[Dataset items]
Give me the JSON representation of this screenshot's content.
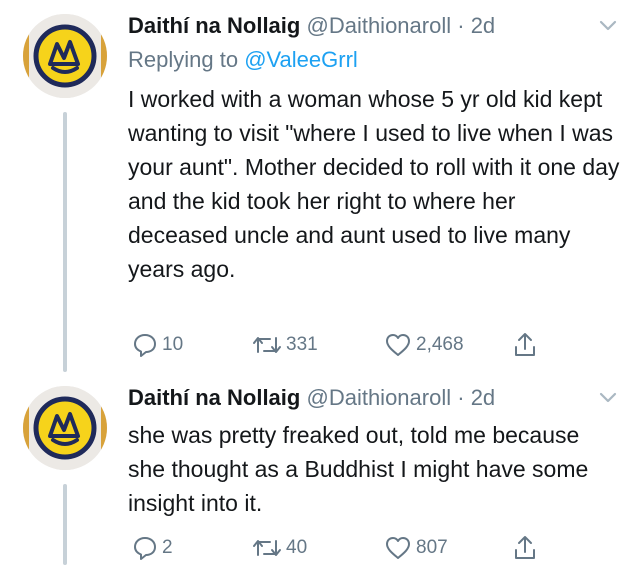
{
  "tweets": [
    {
      "display_name": "Daithí na Nollaig",
      "handle": "@Daithionaroll",
      "separator": "·",
      "time": "2d",
      "replying_prefix": "Replying to ",
      "replying_to": "@ValeeGrrl",
      "text": "I worked with a woman whose 5 yr old kid kept wanting to visit \"where I used to live when I was your aunt\". Mother decided to roll with it one day and the kid took her right to where her deceased uncle and aunt used to live many years ago.",
      "replies": "10",
      "retweets": "331",
      "likes": "2,468"
    },
    {
      "display_name": "Daithí na Nollaig",
      "handle": "@Daithionaroll",
      "separator": "·",
      "time": "2d",
      "text": "she was pretty freaked out, told me because she thought as a Buddhist I might have some insight into it.",
      "replies": "2",
      "retweets": "40",
      "likes": "807"
    }
  ],
  "icons": {
    "reply": "speech-bubble-icon",
    "retweet": "retweet-arrows-icon",
    "like": "heart-icon",
    "share": "share-up-arrow-icon",
    "menu": "chevron-down-icon"
  },
  "colors": {
    "text": "#14171a",
    "muted": "#657786",
    "link": "#1da1f2",
    "thread_line": "#c7d1d8",
    "avatar_yellow": "#f6d31b",
    "avatar_navy": "#1f2a5a"
  }
}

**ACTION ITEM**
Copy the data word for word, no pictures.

**TASK SOLUTION**
Give me the JSON representation of this screenshot's content.
{
  "tweets": [
    {
      "display_name": "Daithí na Nollaig",
      "handle": "@Daithionaroll",
      "separator": "·",
      "time": "2d",
      "replying_prefix": "Replying to ",
      "replying_to": "@ValeeGrrl",
      "text": "I worked with a woman whose 5 yr old kid kept wanting to visit \"where I used to live when I was your aunt\". Mother decided to roll with it one day and the kid took her right to where her deceased uncle and aunt used to live many years ago.",
      "replies": "10",
      "retweets": "331",
      "likes": "2,468"
    },
    {
      "display_name": "Daithí na Nollaig",
      "handle": "@Daithionaroll",
      "separator": "·",
      "time": "2d",
      "text": "she was pretty freaked out, told me because she thought as a Buddhist I might have some insight into it.",
      "replies": "2",
      "retweets": "40",
      "likes": "807"
    }
  ],
  "icons": {
    "reply": "speech-bubble-icon",
    "retweet": "retweet-arrows-icon",
    "like": "heart-icon",
    "share": "share-up-arrow-icon",
    "menu": "chevron-down-icon"
  },
  "colors": {
    "text": "#14171a",
    "muted": "#657786",
    "link": "#1da1f2",
    "thread_line": "#c7d1d8",
    "avatar_yellow": "#f6d31b",
    "avatar_navy": "#1f2a5a"
  }
}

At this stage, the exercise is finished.